In a 9-0 win over the Philadelphia Phillies, the Dodgers shook off some of the frustrations from earlier this week — when they began their two-city swing with three losses, all in walk-off fashion, out of four games — by offering the kind of complete performance that has too often eluded them of late.
Miller was the biggest star, continuing a dazzling start to his major league career with six shutout innings in just his fourth start.
The offense gave him some early breathing room, before pulling away with a flurry of runs late.
And the struggling bullpen got a much-needed reprieve, requiring a three-inning save from Andre Jackson to even the weekend series at Citizens Bank Park and set up the chance to salvage a 3-3 trip in Sunday afternoon’s finale.
“The way it started, if we can salvage this trip and go .500 and get to the off day,” Dodgers manager Dave Roberts said, “it’ll be a happy flight.”
More than anyone, Miller made that opportunity possible.
Already a budding star thanks to his opening trio of impressive outings, the right-hander got better as Saturday’s game went along.
After retiring the side in order in the first inning, he had to escape a bases-loaded jam in the second.
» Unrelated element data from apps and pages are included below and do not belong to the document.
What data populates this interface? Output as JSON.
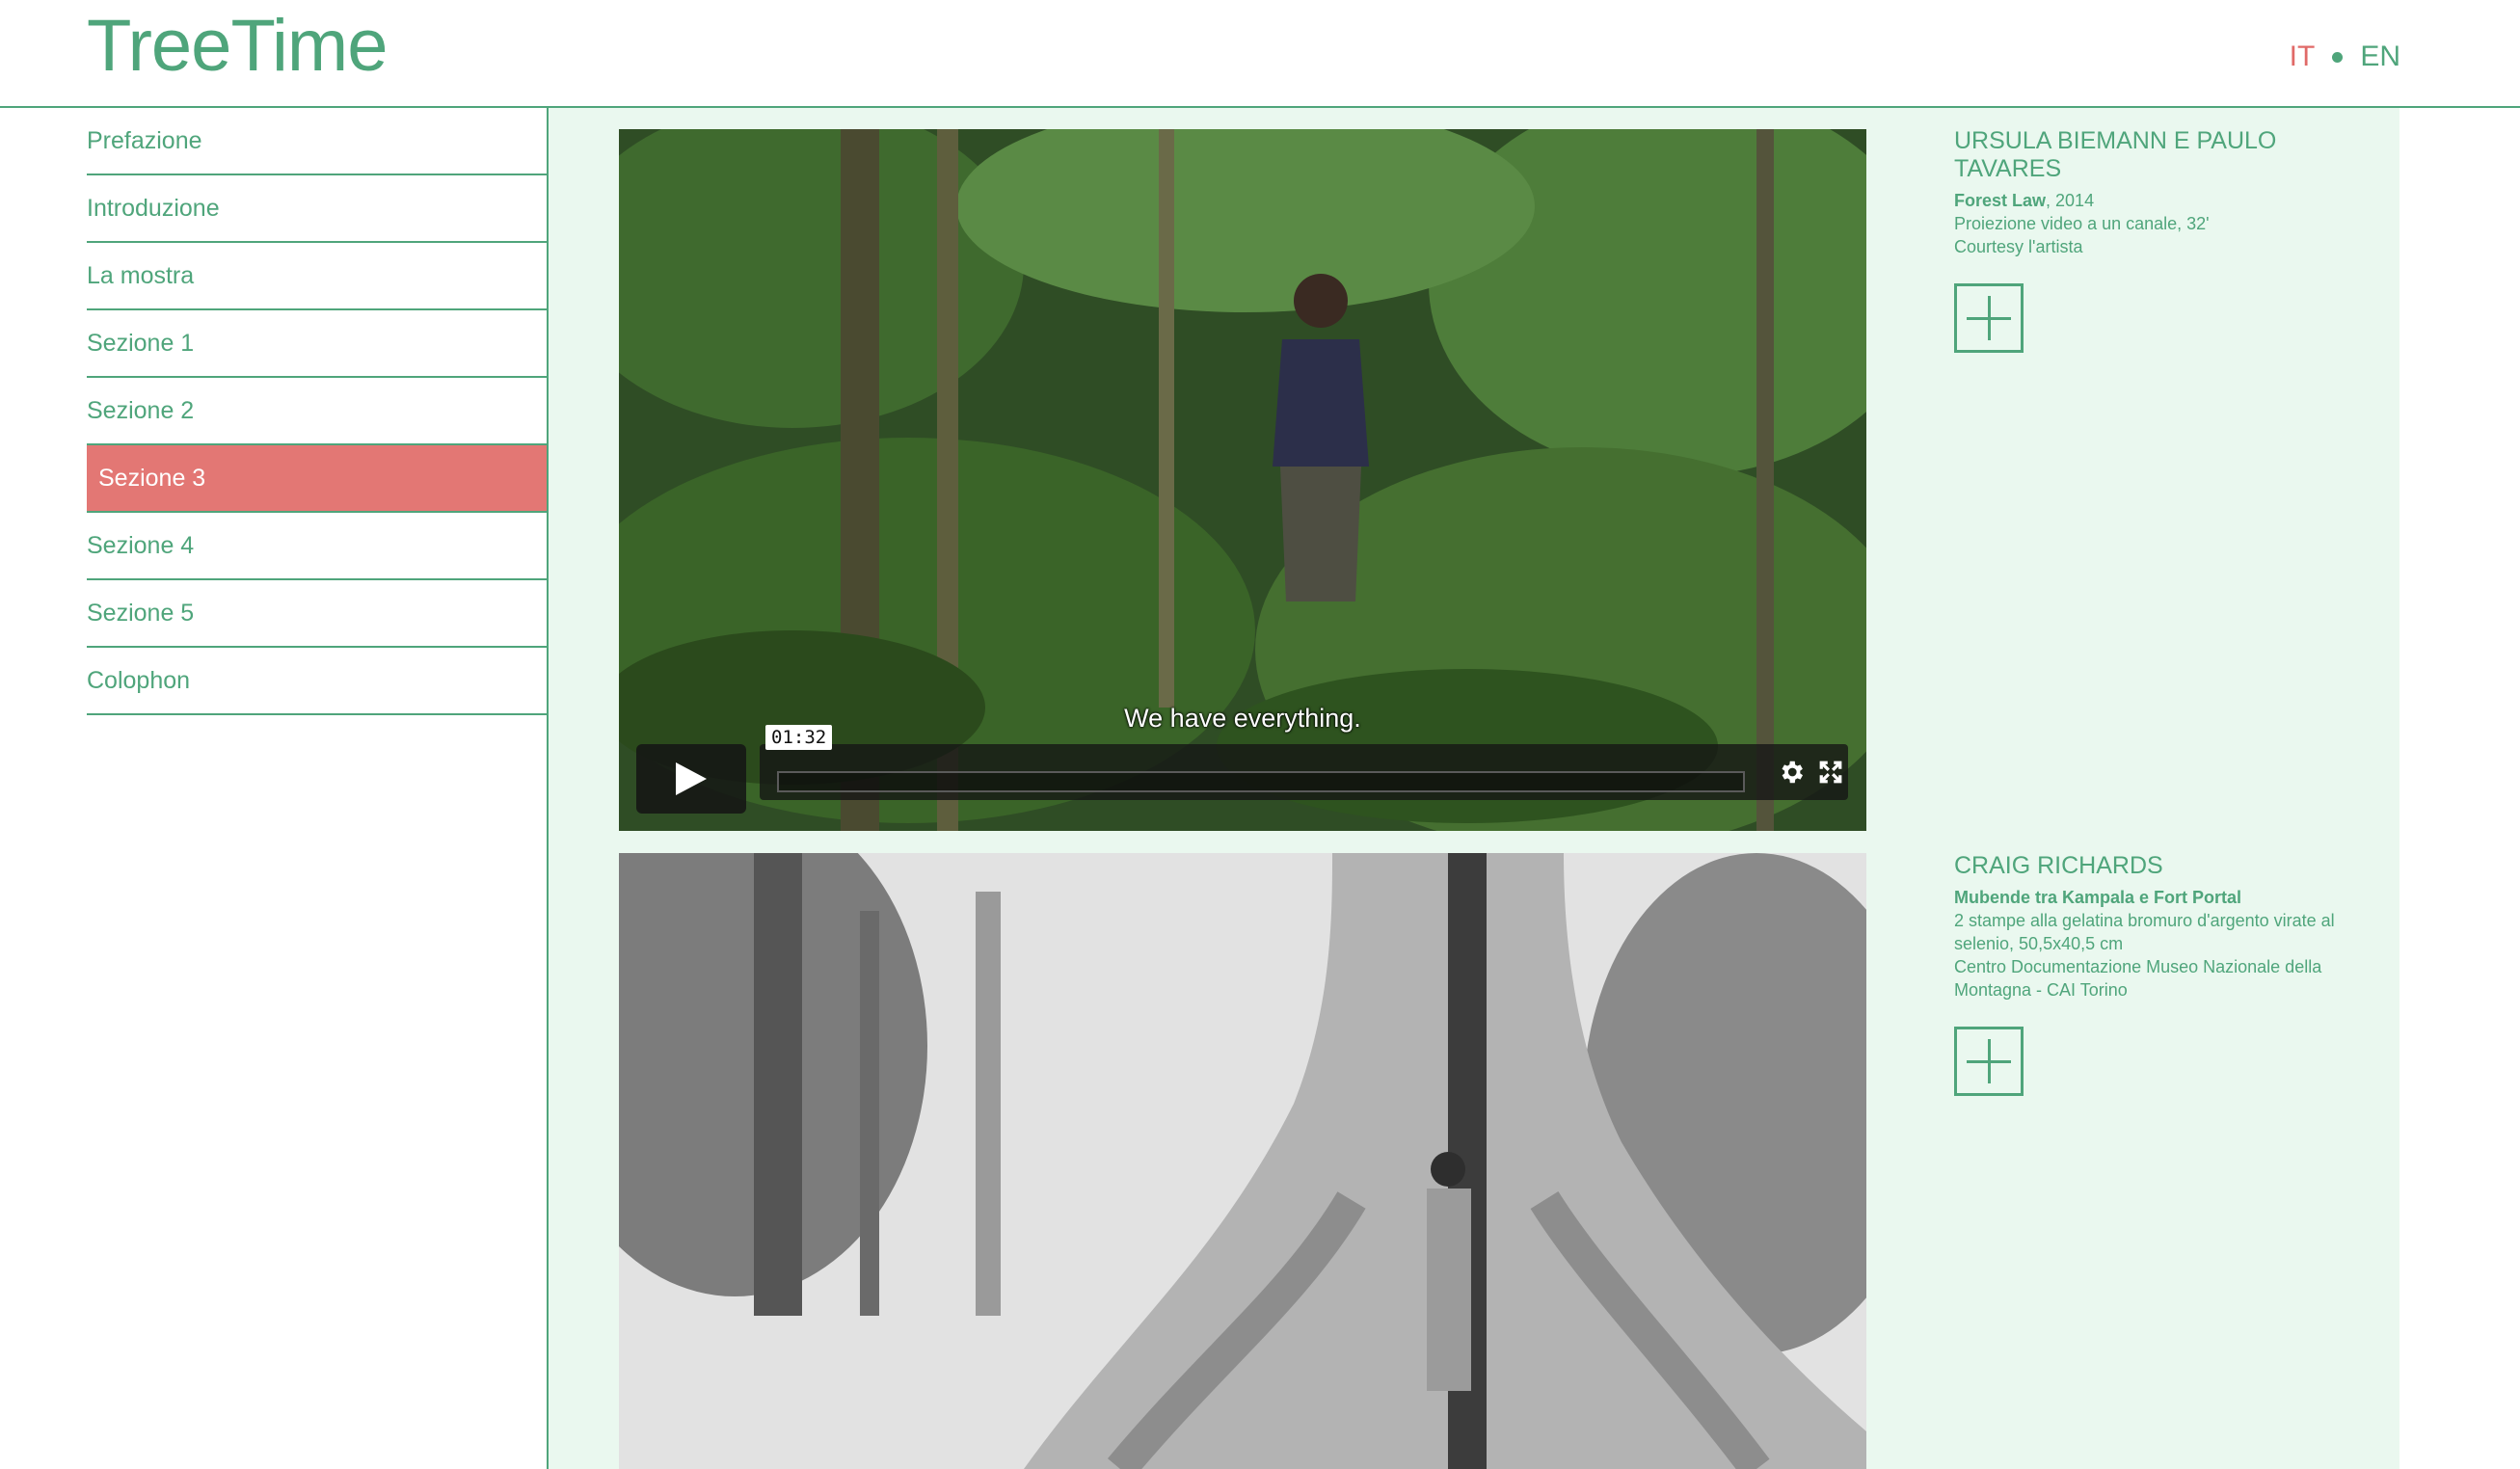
{
  "header": {
    "logo": "TreeTime",
    "lang_it": "IT",
    "lang_en": "EN"
  },
  "sidebar": {
    "items": [
      {
        "label": "Prefazione"
      },
      {
        "label": "Introduzione"
      },
      {
        "label": "La mostra"
      },
      {
        "label": "Sezione 1"
      },
      {
        "label": "Sezione 2"
      },
      {
        "label": "Sezione 3",
        "active": true
      },
      {
        "label": "Sezione 4"
      },
      {
        "label": "Sezione 5"
      },
      {
        "label": "Colophon"
      }
    ]
  },
  "video": {
    "subtitle": "We have everything.",
    "timecode": "01:32",
    "progress": 0.0
  },
  "works": [
    {
      "artist": "URSULA BIEMANN E PAULO TAVARES",
      "title": "Forest Law",
      "year": ", 2014",
      "medium": "Proiezione video a un canale, 32'",
      "credit": "Courtesy l'artista"
    },
    {
      "artist": "CRAIG RICHARDS",
      "title": "Mubende tra Kampala e Fort Portal",
      "medium": "2 stampe alla gelatina bromuro d'argento virate al selenio, 50,5x40,5 cm",
      "credit": "Centro Documentazione Museo Nazionale della Montagna - CAI Torino"
    }
  ],
  "colors": {
    "accent": "#4fa57b",
    "active": "#e37774",
    "panel": "#eaf8ef"
  }
}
With his pitch count already near 50 entering the third, he issued a leadoff walk that hinted at a potential early hook.
However, the 24-year-old former first-round draft pick rallied from there.
He dialed in command of his slider, using it for a strikeout of Nick Castellanos and double-play grounder from Bryce Harper to end the third. He turned to it again in the fourth, fanning former Dodger Trea Turner before stranding a two-out single on a groundout from Brandon Marsh.
After a 10-pitch fifth inning, Miller worked around one last baserunner in the sixth, issuing a walk to Harper before retiring Turner and J.T. Realmuto — the latter via a strikeout with a 98 mph sinker — to conclude his second consecutive scoreless six-inning appearance.
“It’s been good to see how he has just managed emotions, made pitches when he needed to,” Roberts said. “For him to go out there and be efficient, get through six innings, was a big lift.”
Miller has three starts of at least six innings while giving up no more than one run, trailing only Clayton Kershaw for most on the team.
Miller has thrown 16 consecutive scoreless innings, passing Tony Gonsolin for most by a Dodgers pitcher this year.
Since 1901, only eight other pitchers in MLB history have matched his feat of giving up two runs or fewer through their first four career starts (minimum 20 innings). The lone Dodgers on that list: Kenta Maeda in 2016 and Fernando Valenzuela in 1981.
“There’s a couple barrels out there that got caught,” Miller said when asked if he has surprised himself with his performance thus far. “But other than that, not really, if I’m executing all my stuff.”
It’s putting Miller on track to remain in the Dodgers’ banged-up rotation for the long haul.
“When you play for this club, we’re not about development. We gotta win,” Roberts said. “So it doesn’t matter the age, the service time. If you’re going out there and performing, then you earn those rights, those opportunities. Right now, I know he’s focused on his next one, which he should. But he’s done nothing but instill confidence in us.”
Miller’s dominance proved to be superfluous on a day the Dodgers lineup ignited for nine runs on nine hits.
After the Dodgers made eight straight outs to start the game, James Outman sparked a two-out rally in the third with a double high off the left-field wall, his first extra-base hit in 16 games.
Mookie Betts and Freddie Freeman followed with back-to-back RBI singles to open the scoring. An inning later, David Peralta made it 3-0 with a 415-foot home run to right-center field.
In the top of the seventh, with the game still seemingly within reach for the Phillies given the Dodgers’ recent bullpen struggles, the club’s lineup quickly erased any lingering suspense.
After knocking Philadelphia starter Aaron Nola out of the game, the Dodgers surged for a six-run outburst — capped by a three-run J.D. Martinez homer, his 16th of the season — to effectively finish their most lopsided win in a month.
“It was great,” Roberts said. “Given that last series, [and the walk-off loss] yesterday, and where we were at, this was a big reset.”
Source: LA Times